I have written previously about the EU (and UK) rules designed to provide firms' clients with information about the quality of the execution services they are providing. These rules have not been the success intended, primarily because (a) the format and quality of the data have been inconsistent and (b) those clients it was designed to benefit do not access or read the information. The rules have been suspended for now.

The discussion around payment for order flow (or PFOF) has been going on for some time in the UK, is nascent in the EU and rages in the US (particularly in relation to retail broking). Gary Gensler, the Chair of the US Securities and Exchange Commission, has been vocal on the subject, leading to the riposte in this article from an Emeritus Professor at Harvard Law School. 

Whilst I am clear that PFOF is a contentious subject (see the tweets linked), what caught my eye in the article was his proposal that brokers "demonstrate" the quality of the service (execution) to their clients as an alternative to restricting or banning PFOF in retail broking. Lessons can be learned from the EU's and the UK's example: will these data be useful; or will the obligation to provide these data be a source of fines for non-compliance?
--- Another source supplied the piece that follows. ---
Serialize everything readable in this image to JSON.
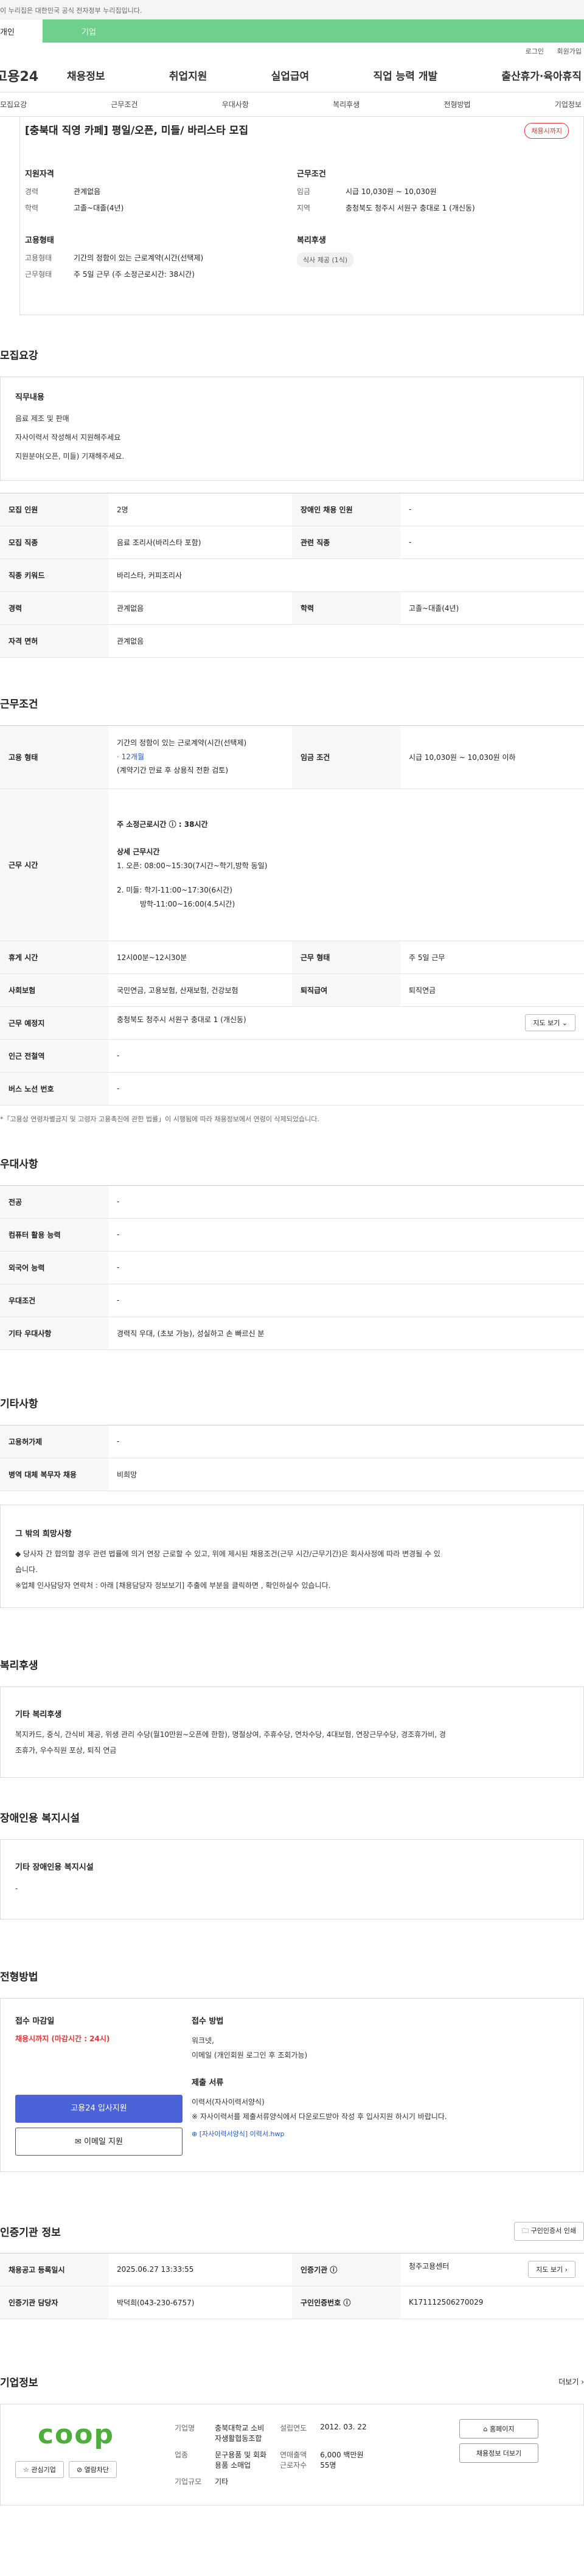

To bring it back home and to the FCA's Consumer Duty (and again, this is something I and many others have said before and in response to the FCA's consultation on the proposed Consumer Duty) there is the potential for a material disconnect between what consumers want and what regulators say they need. There is also a disconnect between what is possible/practicable and what might be useful: for example, how does one broker objectively compare other brokers' offers of fractional shares or CFDs prices with that broker's offer of self-routed (or smart routed) whole-share broking?
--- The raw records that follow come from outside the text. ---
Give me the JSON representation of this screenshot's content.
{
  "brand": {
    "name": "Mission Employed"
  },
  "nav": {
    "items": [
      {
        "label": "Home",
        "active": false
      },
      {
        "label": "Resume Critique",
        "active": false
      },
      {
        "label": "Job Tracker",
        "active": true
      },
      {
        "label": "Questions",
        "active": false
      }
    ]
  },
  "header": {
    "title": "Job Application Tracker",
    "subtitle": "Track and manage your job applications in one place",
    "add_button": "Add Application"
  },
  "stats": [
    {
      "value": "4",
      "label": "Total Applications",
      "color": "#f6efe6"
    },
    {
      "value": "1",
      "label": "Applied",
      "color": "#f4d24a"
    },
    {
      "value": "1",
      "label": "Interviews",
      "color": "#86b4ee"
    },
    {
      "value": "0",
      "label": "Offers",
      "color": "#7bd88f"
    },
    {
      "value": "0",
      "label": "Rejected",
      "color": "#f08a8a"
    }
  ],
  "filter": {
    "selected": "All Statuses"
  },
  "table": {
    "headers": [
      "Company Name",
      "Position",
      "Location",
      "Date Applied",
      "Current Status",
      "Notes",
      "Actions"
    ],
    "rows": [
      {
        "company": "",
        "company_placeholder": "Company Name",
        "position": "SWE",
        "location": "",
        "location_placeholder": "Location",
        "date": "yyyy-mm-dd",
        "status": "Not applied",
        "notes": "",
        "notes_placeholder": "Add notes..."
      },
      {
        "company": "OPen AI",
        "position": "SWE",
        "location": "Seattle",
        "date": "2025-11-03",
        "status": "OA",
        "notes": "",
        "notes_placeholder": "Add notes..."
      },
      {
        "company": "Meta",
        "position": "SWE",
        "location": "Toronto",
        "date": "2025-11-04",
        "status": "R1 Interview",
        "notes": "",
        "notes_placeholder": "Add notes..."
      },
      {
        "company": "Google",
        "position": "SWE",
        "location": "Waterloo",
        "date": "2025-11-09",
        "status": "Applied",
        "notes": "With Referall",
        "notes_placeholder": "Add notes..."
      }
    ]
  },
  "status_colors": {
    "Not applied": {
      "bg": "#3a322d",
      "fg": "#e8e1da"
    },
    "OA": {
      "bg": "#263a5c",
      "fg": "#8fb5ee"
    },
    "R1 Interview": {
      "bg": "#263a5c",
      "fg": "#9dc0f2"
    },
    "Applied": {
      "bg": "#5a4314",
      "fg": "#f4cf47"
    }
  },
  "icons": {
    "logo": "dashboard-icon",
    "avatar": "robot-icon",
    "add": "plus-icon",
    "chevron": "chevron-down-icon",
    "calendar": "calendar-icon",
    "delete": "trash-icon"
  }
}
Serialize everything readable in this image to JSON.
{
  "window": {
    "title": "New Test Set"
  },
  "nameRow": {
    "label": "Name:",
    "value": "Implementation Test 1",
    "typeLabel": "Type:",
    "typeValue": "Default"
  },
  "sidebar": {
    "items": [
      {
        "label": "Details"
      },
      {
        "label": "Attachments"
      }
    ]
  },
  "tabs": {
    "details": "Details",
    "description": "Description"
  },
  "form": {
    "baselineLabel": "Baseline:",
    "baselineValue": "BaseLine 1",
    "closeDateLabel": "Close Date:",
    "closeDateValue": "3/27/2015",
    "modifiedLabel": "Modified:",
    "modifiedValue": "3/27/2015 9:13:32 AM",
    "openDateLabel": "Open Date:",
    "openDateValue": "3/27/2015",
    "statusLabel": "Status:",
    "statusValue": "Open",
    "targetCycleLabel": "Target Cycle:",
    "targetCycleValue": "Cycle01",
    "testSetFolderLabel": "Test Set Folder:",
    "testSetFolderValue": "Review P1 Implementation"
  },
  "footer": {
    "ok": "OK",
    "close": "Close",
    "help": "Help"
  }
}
"It is the principle of the thing", of course, but as the FCA's consultation demonstrates, even principles can be (mis)interpreted many different ways.